Build A 3D printed Telegraph Key

Some one asked me to share  the files for my  3D printed telegraph key. So I am going to do that.

Here is a link to the STL file for the key parts.

There are 3 files that print the base, key and upper bracket separately. All of the holes are included but they are undersized. Some you will drill larger and others are tapped.  There is a horizontal hole in the key to run a wire back from the top key contact and the same is true for the base. I printed at 100% fill using ABS. HIPS would work well also. The magnetic damping instead of a spring works really well. The 4-40 contact screws need to be filed flat after being nipped to size.

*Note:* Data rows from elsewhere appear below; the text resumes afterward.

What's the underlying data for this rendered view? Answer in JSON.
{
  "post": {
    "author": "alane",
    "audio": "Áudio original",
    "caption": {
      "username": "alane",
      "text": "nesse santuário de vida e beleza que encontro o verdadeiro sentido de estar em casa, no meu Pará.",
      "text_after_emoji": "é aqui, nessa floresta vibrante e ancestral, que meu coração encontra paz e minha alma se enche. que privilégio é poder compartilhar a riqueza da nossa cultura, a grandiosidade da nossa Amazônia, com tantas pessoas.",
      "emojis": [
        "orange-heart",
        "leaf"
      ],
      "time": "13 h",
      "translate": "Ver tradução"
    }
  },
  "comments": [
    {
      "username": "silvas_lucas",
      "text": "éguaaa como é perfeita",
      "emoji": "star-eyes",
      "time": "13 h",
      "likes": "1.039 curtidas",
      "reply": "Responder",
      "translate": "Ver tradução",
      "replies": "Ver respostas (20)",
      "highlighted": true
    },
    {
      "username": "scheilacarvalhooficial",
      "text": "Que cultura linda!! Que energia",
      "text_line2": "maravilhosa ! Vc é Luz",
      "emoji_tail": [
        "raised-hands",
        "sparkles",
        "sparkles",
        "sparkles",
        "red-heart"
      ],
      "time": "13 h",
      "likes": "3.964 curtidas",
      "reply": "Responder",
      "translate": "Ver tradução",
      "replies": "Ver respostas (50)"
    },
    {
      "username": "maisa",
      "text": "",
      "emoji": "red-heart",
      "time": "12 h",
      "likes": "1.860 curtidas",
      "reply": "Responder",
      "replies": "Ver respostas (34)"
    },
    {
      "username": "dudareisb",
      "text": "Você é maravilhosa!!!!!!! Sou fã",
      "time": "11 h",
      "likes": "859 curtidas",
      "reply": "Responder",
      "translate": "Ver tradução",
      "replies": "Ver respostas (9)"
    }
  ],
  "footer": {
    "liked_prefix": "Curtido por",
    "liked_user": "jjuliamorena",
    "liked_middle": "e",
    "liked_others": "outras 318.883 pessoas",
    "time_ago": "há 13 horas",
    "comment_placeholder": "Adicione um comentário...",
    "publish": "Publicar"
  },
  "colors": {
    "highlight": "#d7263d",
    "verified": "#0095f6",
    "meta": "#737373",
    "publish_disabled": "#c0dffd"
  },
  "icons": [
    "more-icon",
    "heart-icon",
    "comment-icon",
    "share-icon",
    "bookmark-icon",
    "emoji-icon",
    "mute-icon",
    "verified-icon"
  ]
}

Required Hardware:

2″ of brass 1/8″ rod  (for hinge point)

2     3/8 6-32 screws  (front legs)

2      1/2 6-32 screws (mounting upper bracket)

3     3/4 6-32 screws (Key adjustment and back legs)

7     6-32 nuts

2     6-32 knurled nuts

2     1″ 4-40 screws (for key contacts and holding magnets…will be trimmed)

2     4-40 nuts

misc  4-40 washers for spacing adjustment

2    .6″ diameter rare earth disc magnets with center hole

24  gauge scrap wire


bottom view

Bottom View

top bracket

Top Bracket

contact view

View of Magnets and Contacts

code key side

Side View

code key back

Back View



25 Watt Hybrid EL84 Tube Amp

This is my new  hybrid guitar tube amp which utilizes a solid-state input stage, DSP reverb, and solid-state phase splitter. Only the push pull, class AB output stage utilizes tubes, namely two EL84’s run at 390 volts with cathode bias. The bias uses two 15 volt zeners which creates a bias current of about 26mA. This requires almost 30 volts of swing on the grids to drive the amp to saturation. This is accomplished with a little switch mode boost converter that generates 29 volts to drive the phase splitter opamps. All of the solid-state circuitry runs off the AC filament supply for the tubes. The solid state portion is basically my stomp amp design( also on this blog) minus the final power amp, which is replaced with the phase splitter.

A couple notes about the design: Using zeners works great, but they can fail(haven’t had a problem  yet) and typically they fail by shorting(very bad for the tubes!) it may be prudent to parallel with 1k ohm  resistors and .1 uF caps to make them more tolerate of current or voltage spikes. I use 5 watt zeners and have yet to have one blow on me with numerous amp designs.

Also the gain distribution is not ideal. This is because of the low headroom of the FV-1 reverb IC which runs at 3.3v. This requires that there be lower gain in the first two stages than is possible – degrading noise figure somewhat. Despite this, the amp is very quiet – even with noisy un-bypassed zeners in the final bias circuit.




completed amp head
Front View of Amp Head
back of amp
Back View
completed amp circuit
Complete Circuit
hybrid amp circuit board
Solid State Circuit Board


Amp Demo: